Pioneering work to provide dental care to vulnerable adults has been recognised with a national industry award.
Peninsula Dental Social Enterprise’s (PDSE) community clinic has been named as a winner in the Oral Health Awards for Best Care of Vulnerable Patients. The clinic, based at the University of Plymouth’s Devonport Dental Education Facility (DEF), offers pro bono treatment to those currently experiencing homelessness in the city.
Work carried out ranges from emergency interventions to relieve pain and infection, to full dental assessments and the delivery of all treatment needed.
The Best Care of Vulnerable Patients award is given to a dental professional, practice or community service providing effective care that meets the specialised needs of a vulnerable patient group. PDSE was able to demonstrate that the community clinic resulted in improvement in both patients’ oral health, and their quality of life as a result.
PDSE is committed to improving dental health in the South West through treatment, education and training. It runs four DEFs, two in Plymouth and one each in Truro and Exeter, which allow students from the University studying for a career in dental health (as a dentist, nurse, hygienist or therapist) to treat NHS patients under the supervision of qualified and experienced professionals.

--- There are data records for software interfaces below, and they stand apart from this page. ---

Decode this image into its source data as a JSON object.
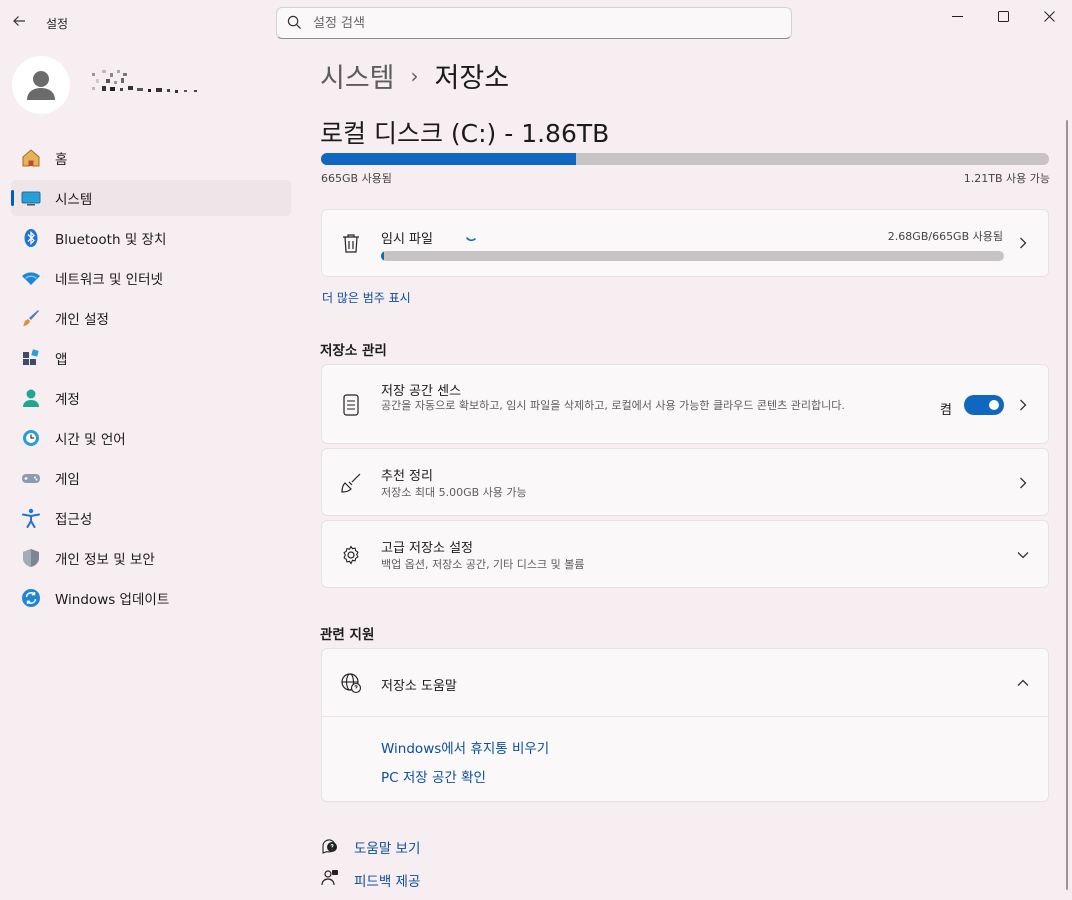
{
  "app": {
    "title": "설정"
  },
  "search": {
    "placeholder": "설정 검색"
  },
  "sidebar": {
    "items": [
      {
        "label": "홈",
        "icon": "home-icon"
      },
      {
        "label": "시스템",
        "icon": "system-icon",
        "selected": true
      },
      {
        "label": "Bluetooth 및 장치",
        "icon": "bluetooth-icon"
      },
      {
        "label": "네트워크 및 인터넷",
        "icon": "wifi-icon"
      },
      {
        "label": "개인 설정",
        "icon": "brush-icon"
      },
      {
        "label": "앱",
        "icon": "apps-icon"
      },
      {
        "label": "계정",
        "icon": "account-icon"
      },
      {
        "label": "시간 및 언어",
        "icon": "time-language-icon"
      },
      {
        "label": "게임",
        "icon": "gamepad-icon"
      },
      {
        "label": "접근성",
        "icon": "accessibility-icon"
      },
      {
        "label": "개인 정보 및 보안",
        "icon": "shield-icon"
      },
      {
        "label": "Windows 업데이트",
        "icon": "update-icon"
      }
    ]
  },
  "breadcrumb": {
    "parent": "시스템",
    "separator": "›",
    "current": "저장소"
  },
  "disk": {
    "title": "로컬 디스크 (C:) - 1.86TB",
    "used_label": "665GB 사용됨",
    "free_label": "1.21TB 사용 가능",
    "used_fraction": 0.35
  },
  "temp_files": {
    "title": "임시 파일",
    "usage": "2.68GB/665GB 사용됨",
    "used_fraction": 0.004
  },
  "more_categories": "더 많은 범주 표시",
  "storage_management": {
    "heading": "저장소 관리",
    "storage_sense": {
      "title": "저장 공간 센스",
      "description": "공간을 자동으로 확보하고, 임시 파일을 삭제하고, 로컬에서 사용 가능한 클라우드 콘텐츠 관리합니다.",
      "toggle_label": "켬",
      "toggle_on": true
    },
    "cleanup": {
      "title": "추천 정리",
      "description": "저장소 최대 5.00GB 사용 가능"
    },
    "advanced": {
      "title": "고급 저장소 설정",
      "description": "백업 옵션, 저장소 공간, 기타 디스크 및 볼륨"
    }
  },
  "related_support": {
    "heading": "관련 지원",
    "help_title": "저장소 도움말",
    "links": [
      "Windows에서 휴지통 비우기",
      "PC 저장 공간 확인"
    ]
  },
  "footer": {
    "get_help": "도움말 보기",
    "feedback": "피드백 제공"
  },
  "colors": {
    "accent": "#0f67c0",
    "link": "#0a4fa0",
    "background": "#f6eef0"
  }
}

PDSE is led by Robert Witton, Director of Social Engagement and Community-Based Dentistry in the University’s Peninsula Dental School, part of the Faculty of Health. The Community Clinic is run by PDSE dentist Christina Worle, Martha Paisi, Senior Research Fellow at the University and Lyndsey Withers, a long-standing volunteer with the Salvation Army who also works with other homeless support services in Plymouth.
“It is a great privilege to be able to positively impact a patient’s self-esteem and confidence and ensure that, where possible, dental treatment can be integrated into a person’s recovery journey.
“Close collaboration between myself, Martha and Lyndsey to ensure that patients are supported from the first meeting is the cornerstone of the clinic, along with the flexibility to accommodate each patient’s potentially complex needs. This award is welcome recognition of the team’s efforts, and the transformative effect they have had for patients.”
Robert Witton added:
“The Community Clinic is incredibly important to PDSE. We currently fund the clinic as part of our contribution to the local area and its residents and in time, we aim for it to grow and support more patients in the city.
“I’m delighted that the team has been recognised for this life changing work.”
The clinic is just one of the projects carried out by PDSE alongside its core business of running the four DEFs. Another, Open Wide Step Inside was recently evaluated and found to have been very successful in delivering oral health messages to primary school children in Key Stage 1.
Targeted at schools in the most deprived wards in Plymouth, where data show children have much worse oral health than in more affluent areas, the project provides resources and support for teachers to integrate oral health guidance into the curriculum. More than 4000 children have participated in the programme so far, with the combination of animation, song, a goody bag including toothbrush and paste and teacher resources proving effective at changing child behaviour and educating parents.